Tips on how to give a great 60 Second Pitch
A REGARDLESS of whether you're a business start-up, staff member or ceo, you need to be able to pitch your idea, yourself or your company any time, any place, anywhere. You may not even realise the many opportunities you get in a day to pitch. It doesn't have to be a formal networking event, it's often just a conversation with the right person at the right time in the right place!
Pitching can be a daunting experience, especially if you're not comfortable speaking in public. Aside from nerves, many entrepreneurs tend to over-complicate and over-intellectualise their pitch. You can't expect people to be interested just because you're speaking-you really have to work at engaging your audience and listeners.
The 5 Components Of Your 60 Second Business Pitch are
- A fact or statistic about your industry/your customer's problems
- The benefit that you provide that is directly related to that statistic
- Validation of your credibility or an example of how you've solved this issue for someone in your target demographic

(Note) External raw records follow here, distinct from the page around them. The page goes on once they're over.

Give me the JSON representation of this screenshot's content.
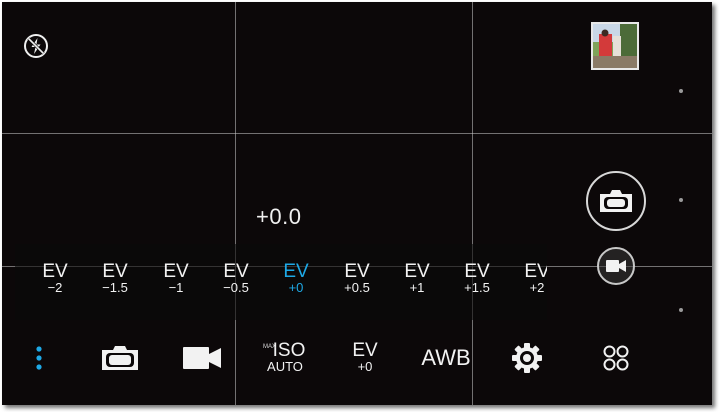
{
  "viewfinder": {
    "ev_readout": "+0.0"
  },
  "ev_scale": {
    "items": [
      {
        "label": "EV",
        "value": "−2"
      },
      {
        "label": "EV",
        "value": "−1.5"
      },
      {
        "label": "EV",
        "value": "−1"
      },
      {
        "label": "EV",
        "value": "−0.5"
      },
      {
        "label": "EV",
        "value": "+0"
      },
      {
        "label": "EV",
        "value": "+0.5"
      },
      {
        "label": "EV",
        "value": "+1"
      },
      {
        "label": "EV",
        "value": "+1.5"
      },
      {
        "label": "EV",
        "value": "+2"
      }
    ],
    "selected_value": "+0",
    "accent_color": "#1ea9e6"
  },
  "toolbar": {
    "iso_max_label": "MAX",
    "iso_label": "ISO",
    "iso_value": "AUTO",
    "ev_label": "EV",
    "ev_value": "+0",
    "awb_label": "AWB"
  },
  "icons": {
    "flash": "flash-off-icon",
    "menu": "more-vertical-icon",
    "photo": "camera-icon",
    "video": "video-camera-icon",
    "settings": "gear-icon",
    "modes": "mode-grid-icon"
  }
}
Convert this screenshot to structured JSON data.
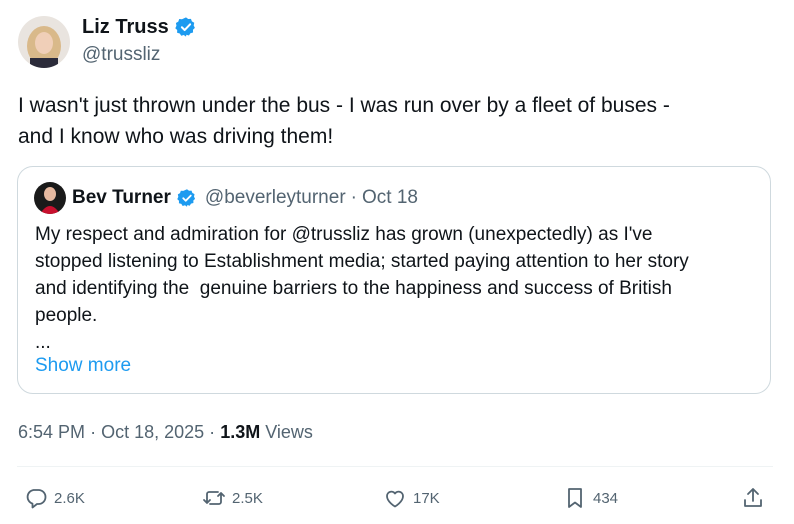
{
  "author": {
    "name": "Liz Truss",
    "handle": "@trussliz"
  },
  "tweet": {
    "lines": [
      "I wasn't just thrown under the bus - I was run over by a fleet of buses -",
      "and I know who was driving them!"
    ]
  },
  "quoted": {
    "name": "Bev Turner",
    "handle": "@beverleyturner",
    "separator": "·",
    "date": "Oct 18",
    "lines": [
      "My respect and admiration for @trussliz has grown (unexpectedly) as I've",
      "stopped listening to Establishment media; started paying attention to her story",
      "and identifying the  genuine barriers to the happiness and success of British",
      "people.",
      "..."
    ],
    "show_more": "Show more"
  },
  "meta": {
    "time": "6:54 PM",
    "sep1": "·",
    "date": "Oct 18, 2025",
    "sep2": "·",
    "views_count": "1.3M",
    "views_label": "Views"
  },
  "actions": {
    "replies": "2.6K",
    "reposts": "2.5K",
    "likes": "17K",
    "bookmarks": "434"
  },
  "colors": {
    "accent": "#1d9bf0",
    "text": "#0f1419",
    "secondary": "#536471",
    "border": "#cfd9de"
  },
  "icons": {
    "verified": "verified-badge-icon",
    "reply": "reply-icon",
    "repost": "repost-icon",
    "like": "heart-icon",
    "bookmark": "bookmark-icon",
    "share": "share-icon"
  }
}
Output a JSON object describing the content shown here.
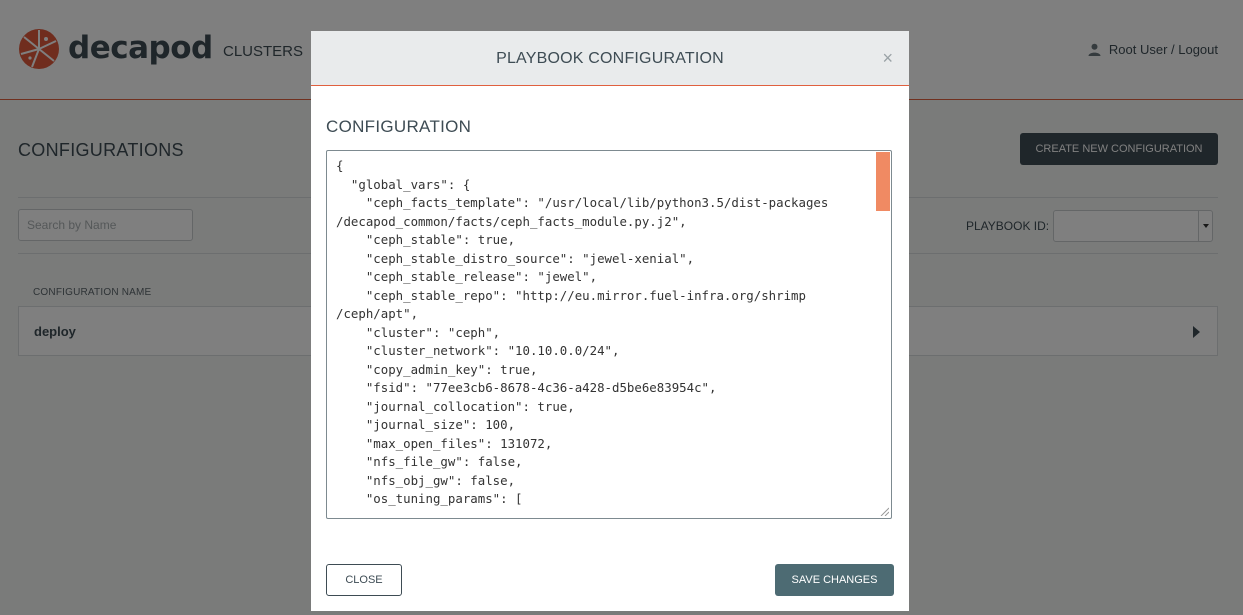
{
  "app": {
    "brand": "decapod",
    "nav_clusters": "CLUSTERS",
    "user_text": "Root User / Logout"
  },
  "page": {
    "title": "CONFIGURATIONS",
    "create_button": "CREATE NEW CONFIGURATION",
    "search_placeholder": "Search by Name",
    "playbook_id_label": "PLAYBOOK ID:",
    "column_header": "CONFIGURATION NAME",
    "rows": [
      {
        "name": "deploy"
      }
    ]
  },
  "modal": {
    "title": "PLAYBOOK CONFIGURATION",
    "close_symbol": "×",
    "section_title": "CONFIGURATION",
    "close_button": "CLOSE",
    "save_button": "SAVE CHANGES",
    "code_lines": [
      "{",
      "  \"global_vars\": {",
      "    \"ceph_facts_template\": \"/usr/local/lib/python3.5/dist-packages",
      "/decapod_common/facts/ceph_facts_module.py.j2\",",
      "    \"ceph_stable\": true,",
      "    \"ceph_stable_distro_source\": \"jewel-xenial\",",
      "    \"ceph_stable_release\": \"jewel\",",
      "    \"ceph_stable_repo\": \"http://eu.mirror.fuel-infra.org/shrimp",
      "/ceph/apt\",",
      "    \"cluster\": \"ceph\",",
      "    \"cluster_network\": \"10.10.0.0/24\",",
      "    \"copy_admin_key\": true,",
      "    \"fsid\": \"77ee3cb6-8678-4c36-a428-d5be6e83954c\",",
      "    \"journal_collocation\": true,",
      "    \"journal_size\": 100,",
      "    \"max_open_files\": 131072,",
      "    \"nfs_file_gw\": false,",
      "    \"nfs_obj_gw\": false,",
      "    \"os_tuning_params\": ["
    ]
  }
}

- Memory Hook
Research: In fact, the starting point of any pitch is the audience. You need to research and tailor your pitch to your target audience. Who is in your audience? What's in it for them? Why should they care?
Wow your Audience with a strong opening: You need to start your pitch with a wow opening that will capture the attention of any listener. This is followed by between three and five main umbrella headings, with a logical flow and a smooth transition from one point to another.
Golden Nuggets: Think of your pitch like the trailer of the movie. You're just giving the golden nuggets of information-enough to make them want to watch the whole movie!
Sound Passionate and believable: It's not what you say, it's how you say it. Your voice is like a musical instrument. You need to vary it through pitch, pace, pause and emphasis to avoid monotony. You also need to have a confident posture in order to instil confidence in your audience. Shoulders back. Feet fixed to the floor. Eye contact and gesture that reinforces your message. Manage nerves using mindful breathing, visualisation or positive affirmations.
Strong Close: Your pitch should end with a strong closing that overlaps back to the opening. For example, if you open with a question, quote or reference, mention it again in your closing. This brings the story full circle. It's like 'The End' at the end of a movie.
The Conclusion: At the end of your pitch, you must clearly communicate what it is you want from your audience. If it's money for the company, potential partnerships, or something else - your audience must be made fully aware. Thank the audience for their time, and leave them with a great "tag line" or memory hook that they will not forget.
For further information on how to deliver your perfect 60 second pitch, contact Joanne Fenelon on 053 9170507 or email firstname.lastname@example.org
AS a small business owner I am attending a lot of networking events. Can you give me some advice on how to give a really great 60 second Pitch?